:: Your task ::
Set down the data that follows, exactly and completely.

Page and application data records
═══

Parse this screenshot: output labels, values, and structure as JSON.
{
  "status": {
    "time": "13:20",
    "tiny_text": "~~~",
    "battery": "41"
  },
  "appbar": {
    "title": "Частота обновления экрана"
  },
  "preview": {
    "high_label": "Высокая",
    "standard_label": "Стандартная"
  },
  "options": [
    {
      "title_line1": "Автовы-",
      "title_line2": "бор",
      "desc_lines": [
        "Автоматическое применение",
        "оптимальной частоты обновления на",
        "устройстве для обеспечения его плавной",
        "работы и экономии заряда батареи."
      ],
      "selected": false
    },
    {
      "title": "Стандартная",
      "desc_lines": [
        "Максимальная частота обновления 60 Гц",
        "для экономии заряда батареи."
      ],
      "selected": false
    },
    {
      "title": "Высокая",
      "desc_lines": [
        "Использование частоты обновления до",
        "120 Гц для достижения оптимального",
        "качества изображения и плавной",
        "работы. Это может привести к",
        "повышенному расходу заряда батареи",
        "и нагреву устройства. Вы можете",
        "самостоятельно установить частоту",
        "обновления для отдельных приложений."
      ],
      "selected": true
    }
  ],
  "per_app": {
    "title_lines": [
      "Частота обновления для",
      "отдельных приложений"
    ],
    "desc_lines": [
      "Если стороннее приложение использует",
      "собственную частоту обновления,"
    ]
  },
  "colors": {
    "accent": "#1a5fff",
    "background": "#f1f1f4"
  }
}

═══

:: Output for this exercise ::
Parse this screenshot: output labels, values, and structure as JSON.
{
  "status": {
    "time": "13:20",
    "tiny_text": "~~~",
    "battery": "41"
  },
  "appbar": {
    "title": "Частота обновления экрана"
  },
  "preview": {
    "high_label": "Высокая",
    "standard_label": "Стандартная"
  },
  "options": [
    {
      "title_line1": "Автовы-",
      "title_line2": "бор",
      "desc_lines": [
        "Автоматическое применение",
        "оптимальной частоты обновления на",
        "устройстве для обеспечения его плавной",
        "работы и экономии заряда батареи."
      ],
      "selected": false
    },
    {
      "title": "Стандартная",
      "desc_lines": [
        "Максимальная частота обновления 60 Гц",
        "для экономии заряда батареи."
      ],
      "selected": false
    },
    {
      "title": "Высокая",
      "desc_lines": [
        "Использование частоты обновления до",
        "120 Гц для достижения оптимального",
        "качества изображения и плавной",
        "работы. Это может привести к",
        "повышенному расходу заряда батареи",
        "и нагреву устройства. Вы можете",
        "самостоятельно установить частоту",
        "обновления для отдельных приложений."
      ],
      "selected": true
    }
  ],
  "per_app": {
    "title_lines": [
      "Частота обновления для",
      "отдельных приложений"
    ],
    "desc_lines": [
      "Если стороннее приложение использует",
      "собственную частоту обновления,"
    ]
  },
  "colors": {
    "accent": "#1a5fff",
    "background": "#f1f1f4"
  }
}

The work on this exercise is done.